There were countless theories regarding the origin of life on earth, but the one that truly resonated with him was called lithopanspermia and involved the seeding of the planet by microbes hitchhiking through space on comets and asteroids, whether having survived on debris ejected from a collapsing planet or by the deliberate usage of a meteorite to plant life on a suitable world by some higher intelligence. Fossilized bacteria of extraterrestrial origin were found on a meteorite recovered from this very continent less than twenty years ago, but it wasn’t until living samples were collected from Lake Vostok that Richards realized what he needed to do.
Ever since that fateful night sixty years ago, when he’d run into the wheat fields to escape the sound of his father raining blows upon his sobbing mother, he’d known mankind wasn’t alone in the universe. He remembered every detail with complete clarity, for it was that single moment in time that altered the course of his life. He recalled staring up into the sky and begging for God to answer his prayers, to take his mother and him from that horrible place. Only rather than a vision of the Almighty, he saw a triangle formed by three pinpricks of light hovering overhead. He’d initially thought they were part of a constellation he hadn’t seen before until they sped off without a sound and vanished against the distant horizon.
He’d been looking for them ever since.
“What’s that over there?” Connor asked.
“Where?” Dreger said.
Connor leaned over Richards’s shoulder and tapped the left side of the screen. The driller typed commands into his laptop, and the camera turned in that direction.
“A little higher.”

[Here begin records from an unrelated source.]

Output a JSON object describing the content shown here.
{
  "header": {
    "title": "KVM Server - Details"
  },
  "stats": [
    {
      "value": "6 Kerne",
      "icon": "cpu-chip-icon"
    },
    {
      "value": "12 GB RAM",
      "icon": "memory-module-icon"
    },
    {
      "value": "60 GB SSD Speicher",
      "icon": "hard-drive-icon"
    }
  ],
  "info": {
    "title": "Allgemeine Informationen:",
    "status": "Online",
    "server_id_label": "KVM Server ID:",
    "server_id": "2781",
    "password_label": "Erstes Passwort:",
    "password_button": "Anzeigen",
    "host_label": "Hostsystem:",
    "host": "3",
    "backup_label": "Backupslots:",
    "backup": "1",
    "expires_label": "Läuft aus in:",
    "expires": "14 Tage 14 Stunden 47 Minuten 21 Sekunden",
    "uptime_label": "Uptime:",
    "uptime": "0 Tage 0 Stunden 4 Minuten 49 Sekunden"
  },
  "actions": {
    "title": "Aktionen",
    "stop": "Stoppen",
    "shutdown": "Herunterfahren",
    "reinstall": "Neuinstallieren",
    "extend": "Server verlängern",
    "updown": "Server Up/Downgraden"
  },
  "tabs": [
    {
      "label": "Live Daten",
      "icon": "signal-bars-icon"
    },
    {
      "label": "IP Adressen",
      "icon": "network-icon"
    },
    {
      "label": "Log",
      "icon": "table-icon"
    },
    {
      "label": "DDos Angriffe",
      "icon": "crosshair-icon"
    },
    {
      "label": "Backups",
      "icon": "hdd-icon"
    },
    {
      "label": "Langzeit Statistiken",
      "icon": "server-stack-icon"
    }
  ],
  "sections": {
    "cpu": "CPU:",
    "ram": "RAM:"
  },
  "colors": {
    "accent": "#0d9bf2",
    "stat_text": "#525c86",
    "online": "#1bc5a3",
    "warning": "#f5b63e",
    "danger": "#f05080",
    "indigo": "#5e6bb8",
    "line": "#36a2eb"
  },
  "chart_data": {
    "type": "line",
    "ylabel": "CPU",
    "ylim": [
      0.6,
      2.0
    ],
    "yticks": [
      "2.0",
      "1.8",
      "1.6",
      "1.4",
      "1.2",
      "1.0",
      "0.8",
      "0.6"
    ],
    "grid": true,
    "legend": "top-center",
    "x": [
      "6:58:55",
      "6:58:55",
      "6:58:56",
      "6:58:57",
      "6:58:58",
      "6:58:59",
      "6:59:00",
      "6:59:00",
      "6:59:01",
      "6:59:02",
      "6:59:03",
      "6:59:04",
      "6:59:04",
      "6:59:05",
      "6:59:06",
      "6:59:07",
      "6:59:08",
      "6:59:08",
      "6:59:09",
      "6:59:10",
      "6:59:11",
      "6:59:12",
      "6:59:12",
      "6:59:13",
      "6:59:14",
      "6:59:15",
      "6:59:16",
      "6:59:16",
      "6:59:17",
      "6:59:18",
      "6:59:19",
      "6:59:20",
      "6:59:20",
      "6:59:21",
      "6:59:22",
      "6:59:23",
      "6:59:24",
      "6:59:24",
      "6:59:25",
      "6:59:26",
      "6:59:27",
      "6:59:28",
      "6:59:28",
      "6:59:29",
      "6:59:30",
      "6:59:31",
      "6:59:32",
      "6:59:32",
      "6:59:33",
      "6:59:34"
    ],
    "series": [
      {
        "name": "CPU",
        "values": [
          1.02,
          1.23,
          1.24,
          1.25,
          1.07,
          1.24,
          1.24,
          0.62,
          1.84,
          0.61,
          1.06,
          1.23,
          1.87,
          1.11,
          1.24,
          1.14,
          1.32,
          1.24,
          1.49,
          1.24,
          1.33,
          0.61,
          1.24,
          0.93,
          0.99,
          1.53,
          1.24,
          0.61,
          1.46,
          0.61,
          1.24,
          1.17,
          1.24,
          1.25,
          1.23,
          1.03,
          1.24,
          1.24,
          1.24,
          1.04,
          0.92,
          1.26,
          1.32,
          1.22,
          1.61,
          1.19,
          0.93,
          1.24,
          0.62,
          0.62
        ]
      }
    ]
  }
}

The change in angle was disorienting at first, at least until Richards saw what had caught Connor’s eye.
“What in the name of God is that?”